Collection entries
========

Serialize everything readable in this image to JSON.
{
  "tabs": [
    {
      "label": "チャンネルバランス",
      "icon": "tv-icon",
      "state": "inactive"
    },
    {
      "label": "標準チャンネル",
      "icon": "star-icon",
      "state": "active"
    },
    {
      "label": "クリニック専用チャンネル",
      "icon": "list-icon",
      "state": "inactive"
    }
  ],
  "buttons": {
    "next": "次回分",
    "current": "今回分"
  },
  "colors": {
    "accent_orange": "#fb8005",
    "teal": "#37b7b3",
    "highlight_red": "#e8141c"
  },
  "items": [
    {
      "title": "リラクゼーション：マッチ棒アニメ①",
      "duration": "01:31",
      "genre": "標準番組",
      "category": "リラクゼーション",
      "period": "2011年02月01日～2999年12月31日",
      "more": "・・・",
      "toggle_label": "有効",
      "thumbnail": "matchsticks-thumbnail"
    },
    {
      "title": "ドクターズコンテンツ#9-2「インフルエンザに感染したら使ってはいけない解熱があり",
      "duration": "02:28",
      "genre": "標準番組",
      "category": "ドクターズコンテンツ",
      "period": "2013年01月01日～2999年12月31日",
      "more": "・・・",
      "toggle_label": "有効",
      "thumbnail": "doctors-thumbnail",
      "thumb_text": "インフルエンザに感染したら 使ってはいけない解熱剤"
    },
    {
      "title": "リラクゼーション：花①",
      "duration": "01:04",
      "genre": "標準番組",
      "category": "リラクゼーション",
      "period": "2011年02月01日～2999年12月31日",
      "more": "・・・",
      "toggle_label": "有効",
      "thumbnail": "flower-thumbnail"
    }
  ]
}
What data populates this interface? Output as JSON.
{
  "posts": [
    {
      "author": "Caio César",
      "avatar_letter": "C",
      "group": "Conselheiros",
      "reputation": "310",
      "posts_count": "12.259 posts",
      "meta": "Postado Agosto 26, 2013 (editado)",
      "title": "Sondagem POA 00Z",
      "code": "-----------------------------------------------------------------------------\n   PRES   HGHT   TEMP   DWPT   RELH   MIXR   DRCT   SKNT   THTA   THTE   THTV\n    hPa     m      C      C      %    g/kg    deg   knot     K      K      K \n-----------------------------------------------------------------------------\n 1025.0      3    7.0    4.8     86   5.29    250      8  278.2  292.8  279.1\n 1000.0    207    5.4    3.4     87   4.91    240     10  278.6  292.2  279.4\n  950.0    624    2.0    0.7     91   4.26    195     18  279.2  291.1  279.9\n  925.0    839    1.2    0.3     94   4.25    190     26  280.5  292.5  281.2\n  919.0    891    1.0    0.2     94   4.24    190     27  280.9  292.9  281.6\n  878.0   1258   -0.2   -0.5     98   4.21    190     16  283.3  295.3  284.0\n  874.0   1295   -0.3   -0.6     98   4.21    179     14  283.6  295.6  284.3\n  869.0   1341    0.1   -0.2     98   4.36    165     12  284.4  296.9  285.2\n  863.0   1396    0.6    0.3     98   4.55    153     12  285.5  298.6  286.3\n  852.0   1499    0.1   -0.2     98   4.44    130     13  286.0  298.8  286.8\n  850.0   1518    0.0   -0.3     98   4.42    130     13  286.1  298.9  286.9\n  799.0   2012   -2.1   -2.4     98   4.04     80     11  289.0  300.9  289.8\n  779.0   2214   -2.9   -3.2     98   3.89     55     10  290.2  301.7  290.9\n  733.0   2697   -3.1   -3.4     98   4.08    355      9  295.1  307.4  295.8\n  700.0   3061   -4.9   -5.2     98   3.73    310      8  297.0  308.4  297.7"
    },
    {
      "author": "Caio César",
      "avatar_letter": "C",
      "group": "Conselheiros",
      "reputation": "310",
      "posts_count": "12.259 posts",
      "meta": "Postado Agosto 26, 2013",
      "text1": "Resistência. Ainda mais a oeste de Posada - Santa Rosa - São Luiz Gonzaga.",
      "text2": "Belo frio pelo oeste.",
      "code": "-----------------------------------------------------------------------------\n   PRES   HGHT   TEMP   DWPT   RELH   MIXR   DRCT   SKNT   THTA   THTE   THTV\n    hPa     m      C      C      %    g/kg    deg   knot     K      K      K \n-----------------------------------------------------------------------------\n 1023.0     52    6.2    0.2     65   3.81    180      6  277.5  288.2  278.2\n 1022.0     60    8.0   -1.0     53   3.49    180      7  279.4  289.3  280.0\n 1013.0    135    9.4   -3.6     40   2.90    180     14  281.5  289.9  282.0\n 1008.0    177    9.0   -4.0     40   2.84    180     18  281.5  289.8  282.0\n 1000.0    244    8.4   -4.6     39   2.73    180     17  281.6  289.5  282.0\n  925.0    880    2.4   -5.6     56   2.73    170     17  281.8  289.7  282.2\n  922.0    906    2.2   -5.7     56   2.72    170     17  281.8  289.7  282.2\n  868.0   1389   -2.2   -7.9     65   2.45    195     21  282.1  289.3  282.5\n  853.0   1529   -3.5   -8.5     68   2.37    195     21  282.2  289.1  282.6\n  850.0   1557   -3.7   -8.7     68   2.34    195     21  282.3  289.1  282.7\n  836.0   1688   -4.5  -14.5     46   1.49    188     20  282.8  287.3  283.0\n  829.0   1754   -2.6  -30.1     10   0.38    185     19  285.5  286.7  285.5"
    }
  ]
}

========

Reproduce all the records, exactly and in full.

Serialize everything readable in this image to JSON.
{
  "tabs": [
    {
      "label": "チャンネルバランス",
      "icon": "tv-icon",
      "state": "inactive"
    },
    {
      "label": "標準チャンネル",
      "icon": "star-icon",
      "state": "active"
    },
    {
      "label": "クリニック専用チャンネル",
      "icon": "list-icon",
      "state": "inactive"
    }
  ],
  "buttons": {
    "next": "次回分",
    "current": "今回分"
  },
  "colors": {
    "accent_orange": "#fb8005",
    "teal": "#37b7b3",
    "highlight_red": "#e8141c"
  },
  "items": [
    {
      "title": "リラクゼーション：マッチ棒アニメ①",
      "duration": "01:31",
      "genre": "標準番組",
      "category": "リラクゼーション",
      "period": "2011年02月01日～2999年12月31日",
      "more": "・・・",
      "toggle_label": "有効",
      "thumbnail": "matchsticks-thumbnail"
    },
    {
      "title": "ドクターズコンテンツ#9-2「インフルエンザに感染したら使ってはいけない解熱があり",
      "duration": "02:28",
      "genre": "標準番組",
      "category": "ドクターズコンテンツ",
      "period": "2013年01月01日～2999年12月31日",
      "more": "・・・",
      "toggle_label": "有効",
      "thumbnail": "doctors-thumbnail",
      "thumb_text": "インフルエンザに感染したら 使ってはいけない解熱剤"
    },
    {
      "title": "リラクゼーション：花①",
      "duration": "01:04",
      "genre": "標準番組",
      "category": "リラクゼーション",
      "period": "2011年02月01日～2999年12月31日",
      "more": "・・・",
      "toggle_label": "有効",
      "thumbnail": "flower-thumbnail"
    }
  ]
}
What data populates this interface? Output as JSON.
{
  "posts": [
    {
      "author": "Caio César",
      "avatar_letter": "C",
      "group": "Conselheiros",
      "reputation": "310",
      "posts_count": "12.259 posts",
      "meta": "Postado Agosto 26, 2013 (editado)",
      "title": "Sondagem POA 00Z",
      "code": "-----------------------------------------------------------------------------\n   PRES   HGHT   TEMP   DWPT   RELH   MIXR   DRCT   SKNT   THTA   THTE   THTV\n    hPa     m      C      C      %    g/kg    deg   knot     K      K      K \n-----------------------------------------------------------------------------\n 1025.0      3    7.0    4.8     86   5.29    250      8  278.2  292.8  279.1\n 1000.0    207    5.4    3.4     87   4.91    240     10  278.6  292.2  279.4\n  950.0    624    2.0    0.7     91   4.26    195     18  279.2  291.1  279.9\n  925.0    839    1.2    0.3     94   4.25    190     26  280.5  292.5  281.2\n  919.0    891    1.0    0.2     94   4.24    190     27  280.9  292.9  281.6\n  878.0   1258   -0.2   -0.5     98   4.21    190     16  283.3  295.3  284.0\n  874.0   1295   -0.3   -0.6     98   4.21    179     14  283.6  295.6  284.3\n  869.0   1341    0.1   -0.2     98   4.36    165     12  284.4  296.9  285.2\n  863.0   1396    0.6    0.3     98   4.55    153     12  285.5  298.6  286.3\n  852.0   1499    0.1   -0.2     98   4.44    130     13  286.0  298.8  286.8\n  850.0   1518    0.0   -0.3     98   4.42    130     13  286.1  298.9  286.9\n  799.0   2012   -2.1   -2.4     98   4.04     80     11  289.0  300.9  289.8\n  779.0   2214   -2.9   -3.2     98   3.89     55     10  290.2  301.7  290.9\n  733.0   2697   -3.1   -3.4     98   4.08    355      9  295.1  307.4  295.8\n  700.0   3061   -4.9   -5.2     98   3.73    310      8  297.0  308.4  297.7"
    },
    {
      "author": "Caio César",
      "avatar_letter": "C",
      "group": "Conselheiros",
      "reputation": "310",
      "posts_count": "12.259 posts",
      "meta": "Postado Agosto 26, 2013",
      "text1": "Resistência. Ainda mais a oeste de Posada - Santa Rosa - São Luiz Gonzaga.",
      "text2": "Belo frio pelo oeste.",
      "code": "-----------------------------------------------------------------------------\n   PRES   HGHT   TEMP   DWPT   RELH   MIXR   DRCT   SKNT   THTA   THTE   THTV\n    hPa     m      C      C      %    g/kg    deg   knot     K      K      K \n-----------------------------------------------------------------------------\n 1023.0     52    6.2    0.2     65   3.81    180      6  277.5  288.2  278.2\n 1022.0     60    8.0   -1.0     53   3.49    180      7  279.4  289.3  280.0\n 1013.0    135    9.4   -3.6     40   2.90    180     14  281.5  289.9  282.0\n 1008.0    177    9.0   -4.0     40   2.84    180     18  281.5  289.8  282.0\n 1000.0    244    8.4   -4.6     39   2.73    180     17  281.6  289.5  282.0\n  925.0    880    2.4   -5.6     56   2.73    170     17  281.8  289.7  282.2\n  922.0    906    2.2   -5.7     56   2.72    170     17  281.8  289.7  282.2\n  868.0   1389   -2.2   -7.9     65   2.45    195     21  282.1  289.3  282.5\n  853.0   1529   -3.5   -8.5     68   2.37    195     21  282.2  289.1  282.6\n  850.0   1557   -3.7   -8.7     68   2.34    195     21  282.3  289.1  282.7\n  836.0   1688   -4.5  -14.5     46   1.49    188     20  282.8  287.3  283.0\n  829.0   1754   -2.6  -30.1     10   0.38    185     19  285.5  286.7  285.5"
    }
  ]
}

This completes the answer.